Winner of the 17th season of the Big Book National Literary Award, writer Pavel Basinsky with an award at the Pashkov House. Photo: Anton Novoderezhkin / TASS
Summing up the results of the main literary award “Big Book” surprised me with the monotony of the choice. This year Dmitry Danilov was the favorite behind the scenes with the dystopian novel “Sasha, hello”for which Danilov has already received the Yasnaya Polyana award this year.
Usually the laureates of Yasnaya Polyana are one way or another among the top three winners of the Big Book, but Danilov was left behind, because this year reality lost out to lush literary criticism of varying degrees of relevance. For the first time in Big Book history, three biographies won.
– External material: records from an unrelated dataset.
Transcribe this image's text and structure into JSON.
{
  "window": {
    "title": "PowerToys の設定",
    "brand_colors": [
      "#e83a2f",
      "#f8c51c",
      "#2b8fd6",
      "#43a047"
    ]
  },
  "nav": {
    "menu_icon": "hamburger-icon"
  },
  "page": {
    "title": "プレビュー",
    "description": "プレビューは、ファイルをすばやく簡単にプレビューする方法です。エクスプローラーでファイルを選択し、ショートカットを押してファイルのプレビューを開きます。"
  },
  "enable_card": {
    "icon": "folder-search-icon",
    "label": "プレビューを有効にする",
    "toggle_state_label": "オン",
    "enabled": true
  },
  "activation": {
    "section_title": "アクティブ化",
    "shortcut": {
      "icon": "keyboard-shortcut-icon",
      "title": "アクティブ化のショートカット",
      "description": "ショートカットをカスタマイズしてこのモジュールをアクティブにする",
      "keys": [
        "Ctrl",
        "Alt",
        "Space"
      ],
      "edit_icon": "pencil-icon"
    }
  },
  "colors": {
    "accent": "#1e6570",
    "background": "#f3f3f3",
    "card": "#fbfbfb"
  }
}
The first place was awarded to Pavel Basinsky with “The True Story of Anna Karenina”, about Anna’s prototype. Second place went to the rector of the Literary Institute Alexei Varlamov with the book “Rozanov” – a biography of the writer Vasily Rozanov (“the first blogger in fact,” as Varlamov noted). The third was Sergei Belyakov with the “Paris Boys”, in detail commented out diary of the son of Marina Tsvetaeva. (A curious detail, on the eve the author mentioned that he had not had sex for a year in order to better understand how a fifteen-sixteen-year-old boy feels, to whom women are inaccessible …)
Since the first two authors are representatives of the literary nomenclature, the audience perceived the awarding of the third place in two ways. On the one hand, few of the readers saw the novelty of Belyakov’s text, but the point of view was voiced that the book had “at least some novelty in the formulation of the topic”, and the award itself – the third place – was “a tribute to the remnants of decency.”
Writer Guzel Yakhina. Photo: Anton Novoderezhkin / TASS
An interesting story came out with the notorious Guzel Yakhina. As you know, this author always receives awards, but this year the organizers of the award, obviously, set out to not hurt the patriotic feelings of readers. Therefore, “Echelon to Samarkand” raced past the money, but the author was consoled by the audience award.
During the ceremony, “guessing by the book”: the questions of the Russian classics were answered by the finalists of the event. Everything was quiet and smooth, but the aftertaste remained the same. The results of the same type, the absence of books in the genre of “fiction” did not inspire at all and suggested that the main triumph of the ceremony was the trend for “what if it didn’t work out.”